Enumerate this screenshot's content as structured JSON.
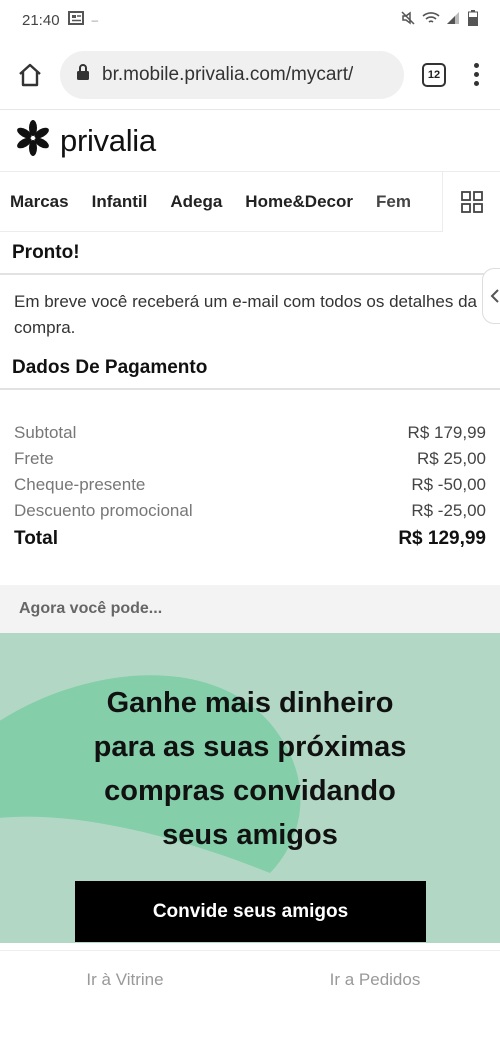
{
  "status_bar": {
    "time": "21:40",
    "dash": "–"
  },
  "browser": {
    "url": "br.mobile.privalia.com/mycart/",
    "tab_count": "12"
  },
  "logo": {
    "text": "privalia"
  },
  "categories": [
    "Marcas",
    "Infantil",
    "Adega",
    "Home&Decor",
    "Fem"
  ],
  "confirmation": {
    "title": "Pronto!",
    "message": "Em breve você receberá um e-mail com todos os detalhes da compra."
  },
  "payment": {
    "title": "Dados De Pagamento",
    "rows": [
      {
        "label": "Subtotal",
        "value": "R$ 179,99"
      },
      {
        "label": "Frete",
        "value": "R$ 25,00"
      },
      {
        "label": "Cheque-presente",
        "value": "R$ -50,00"
      },
      {
        "label": "Descuento promocional",
        "value": "R$ -25,00"
      }
    ],
    "total_label": "Total",
    "total_value": "R$ 129,99"
  },
  "agora": {
    "label": "Agora você pode..."
  },
  "promo": {
    "line1": "Ganhe mais dinheiro",
    "line2": "para as suas próximas",
    "line3": "compras convidando",
    "line4": "seus amigos",
    "button": "Convide seus amigos",
    "accent_color": "#7ecda6",
    "background_color": "#b2d8c5"
  },
  "footer": {
    "vitrine": "Ir à Vitrine",
    "pedidos": "Ir a Pedidos"
  }
}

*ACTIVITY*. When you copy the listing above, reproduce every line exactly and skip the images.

*RESULT*.
Enumerate this screenshot's content as structured JSON.
{
  "status_bar": {
    "time": "21:40",
    "dash": "–"
  },
  "browser": {
    "url": "br.mobile.privalia.com/mycart/",
    "tab_count": "12"
  },
  "logo": {
    "text": "privalia"
  },
  "categories": [
    "Marcas",
    "Infantil",
    "Adega",
    "Home&Decor",
    "Fem"
  ],
  "confirmation": {
    "title": "Pronto!",
    "message": "Em breve você receberá um e-mail com todos os detalhes da compra."
  },
  "payment": {
    "title": "Dados De Pagamento",
    "rows": [
      {
        "label": "Subtotal",
        "value": "R$ 179,99"
      },
      {
        "label": "Frete",
        "value": "R$ 25,00"
      },
      {
        "label": "Cheque-presente",
        "value": "R$ -50,00"
      },
      {
        "label": "Descuento promocional",
        "value": "R$ -25,00"
      }
    ],
    "total_label": "Total",
    "total_value": "R$ 129,99"
  },
  "agora": {
    "label": "Agora você pode..."
  },
  "promo": {
    "line1": "Ganhe mais dinheiro",
    "line2": "para as suas próximas",
    "line3": "compras convidando",
    "line4": "seus amigos",
    "button": "Convide seus amigos",
    "accent_color": "#7ecda6",
    "background_color": "#b2d8c5"
  },
  "footer": {
    "vitrine": "Ir à Vitrine",
    "pedidos": "Ir a Pedidos"
  }
}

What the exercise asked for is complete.